I have been making a mistake for most of my life. See, I’m an economist, and one of the things that attracted me to economics is the notion of the “ideal economy.”
Of course, there are valid objections to the use of markets. There are people who cheat and commit fraud, and there are problems with information and market power and externalities. Sometime consumers make mistakes. In fact, some of those mistakes, as my friend and Duke colleague Dan Ariely is fond of telling me, raise questions about the very nature of our “model” of consumption.
In his book Predictably Irrational, Dan makes two main points. First, consumers are not “rational,” at least not in the sense economists assume. Consumers have trouble choosing among several alternatives; new product prices are arbitrary; and people are seduced by “free” stuff. Second, sellers and marketers know that consumers are predictably irrational, and they take advantage of that weakness by advertising, packaging, and carefully framed comparisons.
So what’s the mistake I’ve been making for most of my life? I’ve been trying to defend the perfection of markets. I’ve been sucked in to the notion that markets are “ideal”: “Markets aren’t so bad!” “Consumers are generally better off!” and so on. Friends, if you have been defending the perfection of markets you have been played for a sap. Stop it.

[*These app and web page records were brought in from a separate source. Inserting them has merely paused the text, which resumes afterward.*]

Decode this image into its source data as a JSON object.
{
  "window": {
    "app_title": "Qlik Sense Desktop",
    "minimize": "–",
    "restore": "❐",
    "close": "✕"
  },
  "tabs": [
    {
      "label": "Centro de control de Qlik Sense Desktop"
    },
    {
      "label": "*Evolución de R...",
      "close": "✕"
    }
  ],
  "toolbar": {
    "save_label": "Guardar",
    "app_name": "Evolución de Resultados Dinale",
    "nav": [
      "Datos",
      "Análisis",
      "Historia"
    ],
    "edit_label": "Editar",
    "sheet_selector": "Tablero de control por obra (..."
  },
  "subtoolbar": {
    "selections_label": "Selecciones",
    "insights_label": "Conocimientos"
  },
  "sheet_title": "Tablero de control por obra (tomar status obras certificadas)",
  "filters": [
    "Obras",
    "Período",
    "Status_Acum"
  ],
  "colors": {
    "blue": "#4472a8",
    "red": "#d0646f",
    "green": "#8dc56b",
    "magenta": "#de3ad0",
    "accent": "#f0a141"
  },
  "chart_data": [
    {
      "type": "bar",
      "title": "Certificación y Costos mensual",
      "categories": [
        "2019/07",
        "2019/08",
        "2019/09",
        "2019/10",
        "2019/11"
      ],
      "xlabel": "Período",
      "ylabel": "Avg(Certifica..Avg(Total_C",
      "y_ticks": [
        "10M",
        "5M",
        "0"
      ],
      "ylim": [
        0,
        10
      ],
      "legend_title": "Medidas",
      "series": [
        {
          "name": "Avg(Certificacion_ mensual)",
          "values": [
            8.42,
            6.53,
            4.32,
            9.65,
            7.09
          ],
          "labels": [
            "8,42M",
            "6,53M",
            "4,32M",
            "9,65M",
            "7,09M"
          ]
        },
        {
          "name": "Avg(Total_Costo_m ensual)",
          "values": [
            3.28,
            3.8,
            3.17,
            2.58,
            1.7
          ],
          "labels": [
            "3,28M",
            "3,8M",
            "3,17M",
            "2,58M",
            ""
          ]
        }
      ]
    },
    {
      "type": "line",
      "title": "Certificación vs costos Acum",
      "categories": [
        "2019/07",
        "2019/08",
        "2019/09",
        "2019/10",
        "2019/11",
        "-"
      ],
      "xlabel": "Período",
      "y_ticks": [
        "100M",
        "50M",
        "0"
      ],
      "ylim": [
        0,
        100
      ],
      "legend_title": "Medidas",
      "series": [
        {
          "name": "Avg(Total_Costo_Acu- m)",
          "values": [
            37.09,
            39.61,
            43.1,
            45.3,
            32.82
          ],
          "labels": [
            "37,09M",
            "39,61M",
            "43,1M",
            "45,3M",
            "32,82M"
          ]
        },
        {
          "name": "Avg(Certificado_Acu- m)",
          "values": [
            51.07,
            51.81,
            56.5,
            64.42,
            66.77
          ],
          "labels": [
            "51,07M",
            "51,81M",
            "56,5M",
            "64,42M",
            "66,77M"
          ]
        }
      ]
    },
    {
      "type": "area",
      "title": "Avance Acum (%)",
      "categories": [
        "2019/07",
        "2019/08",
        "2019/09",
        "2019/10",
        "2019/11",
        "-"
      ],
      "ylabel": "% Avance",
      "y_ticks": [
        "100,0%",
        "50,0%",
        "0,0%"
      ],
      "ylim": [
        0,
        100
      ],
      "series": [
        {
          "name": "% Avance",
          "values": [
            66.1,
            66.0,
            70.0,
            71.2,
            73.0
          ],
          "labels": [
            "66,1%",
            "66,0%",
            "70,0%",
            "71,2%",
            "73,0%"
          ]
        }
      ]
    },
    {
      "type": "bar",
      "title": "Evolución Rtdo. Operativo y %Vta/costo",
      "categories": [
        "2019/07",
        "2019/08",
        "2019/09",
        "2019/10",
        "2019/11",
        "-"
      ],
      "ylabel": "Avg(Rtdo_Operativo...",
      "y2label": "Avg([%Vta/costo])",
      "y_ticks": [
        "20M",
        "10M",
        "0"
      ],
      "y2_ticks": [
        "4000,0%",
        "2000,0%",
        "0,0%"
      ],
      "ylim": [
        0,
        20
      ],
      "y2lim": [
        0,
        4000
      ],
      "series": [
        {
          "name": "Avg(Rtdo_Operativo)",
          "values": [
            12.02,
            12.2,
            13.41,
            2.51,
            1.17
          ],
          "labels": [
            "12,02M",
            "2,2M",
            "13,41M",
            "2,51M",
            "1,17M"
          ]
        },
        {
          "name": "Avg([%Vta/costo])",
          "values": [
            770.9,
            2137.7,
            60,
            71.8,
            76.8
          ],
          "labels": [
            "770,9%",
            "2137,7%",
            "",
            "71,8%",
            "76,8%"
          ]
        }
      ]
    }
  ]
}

The simple fact is that people can be hoodwinked. People. Human beings. The results of behavioral economists and psychologists such as Dan Ariely, Richard Thaler, and others are correct, and persuasive. But when someone uses those results to criticize markets – and stops there – they are not playing fair. Because the criticism of markets always has to be in reference to some other system: markets are bad, compared to what?